## Problem
Identify and copy all lines of the material where the string "Google" is found.

## Material provided
========
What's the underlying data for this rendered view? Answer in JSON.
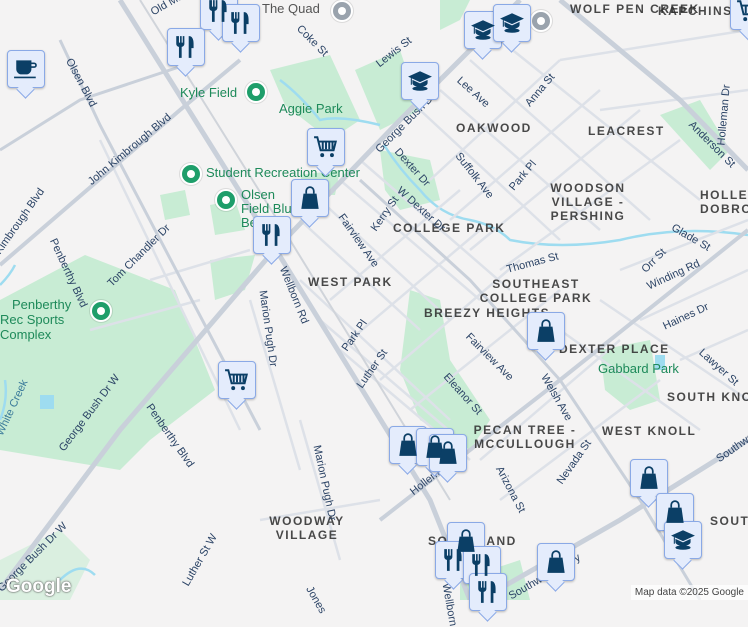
{
  "map": {
    "colors": {
      "background": "#f4f3f3",
      "park": "#c8ecd4",
      "water": "#9edcf0",
      "road": "#dde1e8",
      "major_road": "#c9d0da",
      "pin_fill": "#e4ecfc",
      "pin_border": "#8aa9e6",
      "icon": "#0b3f66",
      "poi_green": "#1e8a5a"
    },
    "pois": [
      "The Quad",
      "Kyle Field",
      "Aggie Park",
      "Student Recreation Center",
      "Olsen Field Blue Bell",
      "Penberthy Rec Sports Complex",
      "Gabbard Park"
    ],
    "neighborhoods": [
      "WOLF PEN CREEK",
      "KAPCHINS",
      "OAKWOOD",
      "LEACREST",
      "WOODSON VILLAGE - PERSHING",
      "HOLLE DOBRO",
      "COLLEGE PARK",
      "WEST PARK",
      "SOUTHEAST COLLEGE PARK",
      "BREEZY HEIGHTS",
      "DEXTER PLACE",
      "SOUTH KNO",
      "PECAN TREE - MCCULLOUGH",
      "WEST KNOLL",
      "SOUT",
      "WOODWAY VILLAGE",
      "SOUTHLAND"
    ],
    "streets": [
      "Old Main Dr",
      "Coke St",
      "Olsen Blvd",
      "John Kimbrough Blvd",
      "Lewis St",
      "George Bush Dr",
      "Lee Ave",
      "Anna St",
      "Anderson St",
      "Holleman Dr",
      "Dexter Dr",
      "Suffolk Ave",
      "Park Pl",
      "W Dexter Dr",
      "Kerry St",
      "Fairview Ave",
      "Thomas St",
      "Glade St",
      "Orr St",
      "Winding Rd",
      "Tom Chandler Dr",
      "Penberthy Blvd",
      "Kimbrough Blvd",
      "Wellborn Rd",
      "Marion Pugh Dr",
      "George Bush Dr W",
      "Park Pl",
      "Luther St",
      "Haines Dr",
      "Lawyer St",
      "Fairview Ave",
      "Eleanor St",
      "Welsh Ave",
      "Nevada St",
      "Arizona St",
      "Holleman Dr",
      "Southwest Pkwy",
      "Marion Pugh Dr",
      "Penberthy Blvd",
      "White Creek",
      "George Bush Dr W",
      "Luther St W",
      "Jones",
      "Southwest Pkwy",
      "Wellborn"
    ],
    "markers": [
      {
        "type": "restaurant",
        "icon": "fork-knife-icon"
      },
      {
        "type": "restaurant",
        "icon": "fork-knife-icon"
      },
      {
        "type": "restaurant",
        "icon": "fork-knife-icon"
      },
      {
        "type": "coffee",
        "icon": "coffee-cup-icon"
      },
      {
        "type": "grocery",
        "icon": "shopping-cart-icon"
      },
      {
        "type": "shopping",
        "icon": "shopping-bag-icon"
      },
      {
        "type": "restaurant",
        "icon": "fork-knife-icon"
      },
      {
        "type": "grocery",
        "icon": "shopping-cart-icon"
      },
      {
        "type": "school",
        "icon": "graduation-cap-icon"
      },
      {
        "type": "school",
        "icon": "graduation-cap-icon"
      },
      {
        "type": "school",
        "icon": "graduation-cap-icon"
      },
      {
        "type": "shopping",
        "icon": "shopping-bag-icon"
      },
      {
        "type": "shopping",
        "icon": "shopping-bag-icon"
      },
      {
        "type": "shopping",
        "icon": "shopping-bag-icon"
      },
      {
        "type": "shopping",
        "icon": "shopping-bag-icon"
      },
      {
        "type": "shopping",
        "icon": "shopping-bag-icon"
      },
      {
        "type": "shopping",
        "icon": "shopping-bag-icon"
      },
      {
        "type": "school",
        "icon": "graduation-cap-icon"
      },
      {
        "type": "shopping",
        "icon": "shopping-bag-icon"
      },
      {
        "type": "restaurant",
        "icon": "fork-knife-icon"
      },
      {
        "type": "restaurant",
        "icon": "fork-knife-icon"
      },
      {
        "type": "restaurant",
        "icon": "fork-knife-icon"
      },
      {
        "type": "shopping",
        "icon": "shopping-bag-icon"
      },
      {
        "type": "grocery",
        "icon": "shopping-cart-icon"
      }
    ],
    "logo": "Google",
    "attribution": "Map data ©2025 Google"
  }
}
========
## Written answer
    "logo": "Google",
    "attribution": "Map data ©2025 Google"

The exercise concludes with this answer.